This time I had been in japan for a couple of days before heading to my dear friend who lives close to Nara (its actually "Gakuenmae" but its 9min by train to Nara from there.) Here I stayed for 2 weeks before returning to Tokyo. Apart from visiting my friend, I also wanted to go and see the ”light up show” (瑠璃絵) in Nara park as a result of the 1300year anniversary that was to take place. In the mid-6th century, Japan's nation building began in the Asuka area, in present-day Nara Prefecture. The capital was moved from Asuka to Fujiwara-kyo, then to Heijo-kyo in 710. Nara Heijo-kyo Capital flourished as Japan's first international capital. Japanese ancient culture blended with various foreign cultures introduced through the Silk Road, laying the foundation of a nation, and for the development of Japan's unique culture and spirit. This was of course reason enough to go and see what I had no doubt would be a spectacular event. (Yes there is a hidden ”but” here.)
It was a cold day, but the weather was nice enough, so I decided to take a walk around in the park before the ”light up” was to take place.
The free roaming sacred deers in the park was as ”pushy” as ever to get to the ”senbei” crackers that park tourist can buy to feed the deers. Luckily though, this time a year they had just had their antlers filed of, but the park is not a place I would take infants because the deers can be quite direct. But its good fun to see tourists get their jacket pockets eaten because they don’t hand over the crackers fast enough.
As the sun slowly set, I approached the event while people from all over started doing the same. Strangely enough I saw almost no foreigners at all. And on the day that I went to the park, there were actually not that many people. The event lasted a while, and there may have been a lot more people on some of the other days.

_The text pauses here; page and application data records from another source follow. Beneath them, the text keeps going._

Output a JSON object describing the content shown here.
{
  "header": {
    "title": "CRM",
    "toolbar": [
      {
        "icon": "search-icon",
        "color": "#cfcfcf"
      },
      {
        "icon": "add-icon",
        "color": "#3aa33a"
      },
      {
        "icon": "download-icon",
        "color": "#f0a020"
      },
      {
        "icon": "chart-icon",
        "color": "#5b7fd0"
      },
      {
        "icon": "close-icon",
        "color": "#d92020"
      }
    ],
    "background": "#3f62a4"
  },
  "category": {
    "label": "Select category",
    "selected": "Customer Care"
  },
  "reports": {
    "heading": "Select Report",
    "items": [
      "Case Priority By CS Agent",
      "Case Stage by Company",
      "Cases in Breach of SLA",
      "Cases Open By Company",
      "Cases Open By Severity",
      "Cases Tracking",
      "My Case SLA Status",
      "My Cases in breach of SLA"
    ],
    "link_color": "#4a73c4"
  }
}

Hmm..? It said in the newspaper that there would be torches and stuff (=_=’) maybe they feared it would rain.
People would write down wishes for the years to come, and hang them on these strange contraptions that were set up and strapped together with zip lockers. Again a little disappointing I thought. (This was all confirmed by a Japanese pro camera man that I talked to about the event at a Ramen restaurant later that night. And we both agreed that we would come back for the 2000 year anniversary! They had better get their act together by then!.)
In the end, what we had all been waiting for was the ”light up” of a hillside in the park. Here it is in ”ALL ITS GLORY!”

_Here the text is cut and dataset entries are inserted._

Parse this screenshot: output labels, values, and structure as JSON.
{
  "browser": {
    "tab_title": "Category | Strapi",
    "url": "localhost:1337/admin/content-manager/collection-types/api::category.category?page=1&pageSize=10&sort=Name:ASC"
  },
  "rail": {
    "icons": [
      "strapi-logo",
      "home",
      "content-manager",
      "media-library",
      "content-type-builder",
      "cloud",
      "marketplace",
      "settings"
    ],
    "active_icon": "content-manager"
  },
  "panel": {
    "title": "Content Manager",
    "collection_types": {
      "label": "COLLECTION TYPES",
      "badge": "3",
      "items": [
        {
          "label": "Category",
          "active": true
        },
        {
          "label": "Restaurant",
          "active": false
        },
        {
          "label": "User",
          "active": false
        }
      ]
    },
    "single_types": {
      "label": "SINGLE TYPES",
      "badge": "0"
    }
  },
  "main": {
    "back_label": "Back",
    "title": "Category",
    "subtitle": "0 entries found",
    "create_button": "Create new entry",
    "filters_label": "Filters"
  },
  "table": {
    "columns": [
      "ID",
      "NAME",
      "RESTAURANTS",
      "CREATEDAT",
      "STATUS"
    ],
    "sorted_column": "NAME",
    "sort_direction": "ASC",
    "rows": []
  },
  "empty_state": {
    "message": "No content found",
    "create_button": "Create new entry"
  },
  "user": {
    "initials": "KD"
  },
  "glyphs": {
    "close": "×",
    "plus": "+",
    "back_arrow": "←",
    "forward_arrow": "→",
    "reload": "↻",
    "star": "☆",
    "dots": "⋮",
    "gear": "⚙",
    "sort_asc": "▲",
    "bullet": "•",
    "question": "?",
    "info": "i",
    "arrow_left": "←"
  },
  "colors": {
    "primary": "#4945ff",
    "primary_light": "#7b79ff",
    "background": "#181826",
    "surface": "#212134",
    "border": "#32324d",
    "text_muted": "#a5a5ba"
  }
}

So in the end the light up in the park was in it self somewhat disappointing, but I still had a good time, and the atmosphere at the event was very nice. Also all were enjoying them selves eating baked sweet potato in the cold, and drinking what was referred to as ”happiness chocolate” (no, there was no alcohol in it.)

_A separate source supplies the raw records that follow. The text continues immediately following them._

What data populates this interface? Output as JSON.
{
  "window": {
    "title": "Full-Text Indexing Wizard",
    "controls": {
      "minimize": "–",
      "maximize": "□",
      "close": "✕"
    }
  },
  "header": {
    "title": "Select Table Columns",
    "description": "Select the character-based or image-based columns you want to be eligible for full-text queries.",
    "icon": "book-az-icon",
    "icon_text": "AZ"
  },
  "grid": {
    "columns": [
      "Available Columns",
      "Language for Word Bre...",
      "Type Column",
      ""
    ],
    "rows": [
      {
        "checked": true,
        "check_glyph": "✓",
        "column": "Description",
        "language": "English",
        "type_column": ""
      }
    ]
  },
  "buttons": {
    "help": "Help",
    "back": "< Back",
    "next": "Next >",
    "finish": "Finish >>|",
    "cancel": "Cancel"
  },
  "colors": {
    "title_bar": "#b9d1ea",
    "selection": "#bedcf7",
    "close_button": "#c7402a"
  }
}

No here was what really made my day though! In Nara there are quite a few local breweries of sake(nihonshu) and I have a weakness for this delicious rice wine. My Japanese friend knew that I like sake, and had been kind enough to save a newspaper article about a sake testing that was being held in Nara. This particular place had gathered 108 types of sake from the Nara prefecture, and for a small amount of money, you could have a sommelier pick out some samples for you.
This was really cool, I talked a lot with some of the guests and we started recommending stuff for each other based on our taste. The three bottles you see in their ”sleeping bags” were made ”anonymous” to the guest so that he or she would not have any preconceptions of what was a good sake just because it would have ”junmai daiginjo” on the side or similar.
Needless to say, by the time I left I was very ”happy” ʕु•̫͡•ʔु